[Dataset rows for apps and sites]
++++++++++++++++++++

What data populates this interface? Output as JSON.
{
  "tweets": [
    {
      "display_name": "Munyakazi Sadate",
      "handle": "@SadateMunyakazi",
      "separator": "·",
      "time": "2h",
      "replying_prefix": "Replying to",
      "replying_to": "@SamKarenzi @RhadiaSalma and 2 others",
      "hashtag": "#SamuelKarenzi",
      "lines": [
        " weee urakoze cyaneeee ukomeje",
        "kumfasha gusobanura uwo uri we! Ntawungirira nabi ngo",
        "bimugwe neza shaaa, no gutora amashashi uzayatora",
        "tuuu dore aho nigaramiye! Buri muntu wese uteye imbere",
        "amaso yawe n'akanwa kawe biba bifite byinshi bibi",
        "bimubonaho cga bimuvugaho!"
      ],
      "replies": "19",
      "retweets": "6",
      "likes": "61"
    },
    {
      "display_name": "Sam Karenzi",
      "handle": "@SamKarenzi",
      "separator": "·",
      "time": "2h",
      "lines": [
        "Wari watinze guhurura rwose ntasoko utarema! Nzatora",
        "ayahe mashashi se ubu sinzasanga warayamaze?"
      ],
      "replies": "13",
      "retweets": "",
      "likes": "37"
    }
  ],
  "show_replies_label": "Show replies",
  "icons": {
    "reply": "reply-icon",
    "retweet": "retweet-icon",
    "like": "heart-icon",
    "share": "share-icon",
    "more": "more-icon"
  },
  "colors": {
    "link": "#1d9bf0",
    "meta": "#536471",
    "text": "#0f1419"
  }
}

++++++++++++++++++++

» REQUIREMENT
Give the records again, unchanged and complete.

» SOLUTION TO THE PROBLEM
What data populates this interface? Output as JSON.
{
  "tweets": [
    {
      "display_name": "Munyakazi Sadate",
      "handle": "@SadateMunyakazi",
      "separator": "·",
      "time": "2h",
      "replying_prefix": "Replying to",
      "replying_to": "@SamKarenzi @RhadiaSalma and 2 others",
      "hashtag": "#SamuelKarenzi",
      "lines": [
        " weee urakoze cyaneeee ukomeje",
        "kumfasha gusobanura uwo uri we! Ntawungirira nabi ngo",
        "bimugwe neza shaaa, no gutora amashashi uzayatora",
        "tuuu dore aho nigaramiye! Buri muntu wese uteye imbere",
        "amaso yawe n'akanwa kawe biba bifite byinshi bibi",
        "bimubonaho cga bimuvugaho!"
      ],
      "replies": "19",
      "retweets": "6",
      "likes": "61"
    },
    {
      "display_name": "Sam Karenzi",
      "handle": "@SamKarenzi",
      "separator": "·",
      "time": "2h",
      "lines": [
        "Wari watinze guhurura rwose ntasoko utarema! Nzatora",
        "ayahe mashashi se ubu sinzasanga warayamaze?"
      ],
      "replies": "13",
      "retweets": "",
      "likes": "37"
    }
  ],
  "show_replies_label": "Show replies",
  "icons": {
    "reply": "reply-icon",
    "retweet": "retweet-icon",
    "like": "heart-icon",
    "share": "share-icon",
    "more": "more-icon"
  },
  "colors": {
    "link": "#1d9bf0",
    "meta": "#536471",
    "text": "#0f1419"
  }
}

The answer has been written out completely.